Eighteen Dollars a Family

by Sabina Jafri ‘20

I recently sat in a Youth Peace Conference workshop at Blake High School and listened to a student lecturer, aged sixteen, speak on an issue that was immeasurably important to her. She began by asking everyone in the room this: though it is illegal everywhere, in how many of the world’s 196 countries does slavery still exist?

There was a confused silence, followed by a tentative roll call of numbers. I heard 13, 30, 76 … somebody dared to guess 120, and that was it. My friend shook her head. Then, from underneath a red baseball cap in the back of the room, came a firm “196.” Our lecturer nodded.

As defined by Free the Slaves, an organization dedicated to liberating current slaves and changing conditions which are conducive to it, slavery is the holding of people at a workplace through force, fraud, or coercion for purposes of sexual exploitation or forced labor. In other words, a slave is a person who is forced to work, without pay, under threat of violence, who cannot walk away.

There was an uneasy hush in the room by that point, and some of my peers exchanged mystified expressions with their friends. It was clear that we were all thinking the same thing: no history teacher we had ever had even remarked on the fact that this type of bondage was not a thing of the past. Slavery is bad, that we all knew, but it was a bad that had long since been abolished. However, my friend stood before us with absolute conviction, and continued.

“Modern slavery encompasses those subject to debt bondage, who must ‘work off’ a loan that can never be paid, contract slavery, who are tricked into work with a false labor contract, sex trafficking, forced marriage, domestic servitude, and child soldiers,” she told us.
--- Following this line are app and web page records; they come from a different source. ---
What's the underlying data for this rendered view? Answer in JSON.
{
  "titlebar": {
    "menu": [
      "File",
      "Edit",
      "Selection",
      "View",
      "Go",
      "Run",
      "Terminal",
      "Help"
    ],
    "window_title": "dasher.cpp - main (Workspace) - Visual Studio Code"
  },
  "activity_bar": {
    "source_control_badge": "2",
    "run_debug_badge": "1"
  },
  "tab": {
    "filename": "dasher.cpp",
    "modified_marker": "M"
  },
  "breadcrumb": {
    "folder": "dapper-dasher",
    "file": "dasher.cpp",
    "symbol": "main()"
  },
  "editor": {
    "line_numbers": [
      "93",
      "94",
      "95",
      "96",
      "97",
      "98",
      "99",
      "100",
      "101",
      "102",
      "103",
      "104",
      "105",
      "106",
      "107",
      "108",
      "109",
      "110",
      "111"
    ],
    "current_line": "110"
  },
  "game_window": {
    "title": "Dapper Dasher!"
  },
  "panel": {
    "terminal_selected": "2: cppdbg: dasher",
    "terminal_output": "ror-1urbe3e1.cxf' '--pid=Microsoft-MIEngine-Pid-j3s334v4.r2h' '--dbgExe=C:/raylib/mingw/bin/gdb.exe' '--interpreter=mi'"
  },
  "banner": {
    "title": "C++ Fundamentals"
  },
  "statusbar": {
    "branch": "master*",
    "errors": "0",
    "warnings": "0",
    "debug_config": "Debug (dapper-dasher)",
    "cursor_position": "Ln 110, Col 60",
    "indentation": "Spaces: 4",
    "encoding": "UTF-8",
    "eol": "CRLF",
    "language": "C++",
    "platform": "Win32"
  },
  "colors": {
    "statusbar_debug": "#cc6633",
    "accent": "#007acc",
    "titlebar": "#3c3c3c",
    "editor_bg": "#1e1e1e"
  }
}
Appalled, we looked on as images flashed on our new, sleek projector screen: images of 3-year-old children and 80-year-old women piling ten or more bricks onto their heads, walking miles in the dust and scorching sun to deposit them, and repeating this process for sixteen hours without breaks or food. “Hell on Earth,” whispered the girl next to me, with tears in her eyes.

With disbelief, we watched a reporter shake as she told us she was not allowed to cry as she observed the slaves at work: it would destroy their monotony and an owner, secretly watching, could make their conditions worse.

A slaveholder in colonial America saved for an average of three years’ to obtain an amount that is equivalent to $40,000 today: the amount needed to purchase a single slave during that time period. Today, an entire family may be purchased for as small a price as $18. Could you ever have believed that buying and selling people would be so cheap? By even the most conservative estimates, twice as many people are in bondage today than during the entire trans-Atlantic slave trade.

At the end of her lecture, my friend drew herself up and looked each of us squarely in the eye. “It is understandable to feel like you can help because we, as students, often have limited mobility,” she started, her urgency breathed in to her every word. “But we shall not succumb to this challenge: there are still things we can do.”

We may stop buying from fast fashion brands that harness female factory labor to produce cheap clothing. Apps and online resources, such as Good On You, promoted by Emma Watson, differentiate between stores with different labor sources. We may write letters to media sources and inform out friends and families that contrary to what they may think they know, we are still struggling to end the enslavement of fellow human beings. We may fundraise.

We are not helpless, but those slaves are. It may cost us a few dollars and fashion sacrifices to tailor our shopping a certain way, but it costs them lives.